■ **Work instructions**
Will you quote all of the entries, word for word?

Dataset rows for apps and sites:
*** Begin section ***

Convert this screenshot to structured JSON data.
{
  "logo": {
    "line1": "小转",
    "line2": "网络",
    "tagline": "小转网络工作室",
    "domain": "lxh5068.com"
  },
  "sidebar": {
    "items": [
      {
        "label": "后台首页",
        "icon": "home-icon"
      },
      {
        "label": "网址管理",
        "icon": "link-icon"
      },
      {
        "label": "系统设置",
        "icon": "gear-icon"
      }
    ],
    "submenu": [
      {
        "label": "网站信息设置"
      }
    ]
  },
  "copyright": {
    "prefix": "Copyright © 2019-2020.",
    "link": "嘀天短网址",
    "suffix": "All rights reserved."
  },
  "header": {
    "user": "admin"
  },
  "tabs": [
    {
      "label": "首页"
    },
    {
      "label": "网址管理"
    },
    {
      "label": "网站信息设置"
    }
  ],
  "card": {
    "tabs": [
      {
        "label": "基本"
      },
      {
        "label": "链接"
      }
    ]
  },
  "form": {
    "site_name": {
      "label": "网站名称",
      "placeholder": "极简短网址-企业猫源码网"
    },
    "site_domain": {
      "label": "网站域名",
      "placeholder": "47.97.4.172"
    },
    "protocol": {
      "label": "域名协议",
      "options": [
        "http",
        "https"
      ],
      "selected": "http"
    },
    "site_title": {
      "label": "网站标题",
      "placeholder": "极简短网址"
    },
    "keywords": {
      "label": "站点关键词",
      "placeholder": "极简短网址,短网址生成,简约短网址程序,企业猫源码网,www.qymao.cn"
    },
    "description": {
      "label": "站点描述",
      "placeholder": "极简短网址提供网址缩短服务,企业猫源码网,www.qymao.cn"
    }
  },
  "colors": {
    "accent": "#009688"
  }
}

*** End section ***

■ **Task result**
Convert this screenshot to structured JSON data.
{
  "logo": {
    "line1": "小转",
    "line2": "网络",
    "tagline": "小转网络工作室",
    "domain": "lxh5068.com"
  },
  "sidebar": {
    "items": [
      {
        "label": "后台首页",
        "icon": "home-icon"
      },
      {
        "label": "网址管理",
        "icon": "link-icon"
      },
      {
        "label": "系统设置",
        "icon": "gear-icon"
      }
    ],
    "submenu": [
      {
        "label": "网站信息设置"
      }
    ]
  },
  "copyright": {
    "prefix": "Copyright © 2019-2020.",
    "link": "嘀天短网址",
    "suffix": "All rights reserved."
  },
  "header": {
    "user": "admin"
  },
  "tabs": [
    {
      "label": "首页"
    },
    {
      "label": "网址管理"
    },
    {
      "label": "网站信息设置"
    }
  ],
  "card": {
    "tabs": [
      {
        "label": "基本"
      },
      {
        "label": "链接"
      }
    ]
  },
  "form": {
    "site_name": {
      "label": "网站名称",
      "placeholder": "极简短网址-企业猫源码网"
    },
    "site_domain": {
      "label": "网站域名",
      "placeholder": "47.97.4.172"
    },
    "protocol": {
      "label": "域名协议",
      "options": [
        "http",
        "https"
      ],
      "selected": "http"
    },
    "site_title": {
      "label": "网站标题",
      "placeholder": "极简短网址"
    },
    "keywords": {
      "label": "站点关键词",
      "placeholder": "极简短网址,短网址生成,简约短网址程序,企业猫源码网,www.qymao.cn"
    },
    "description": {
      "label": "站点描述",
      "placeholder": "极简短网址提供网址缩短服务,企业猫源码网,www.qymao.cn"
    }
  },
  "colors": {
    "accent": "#009688"
  }
}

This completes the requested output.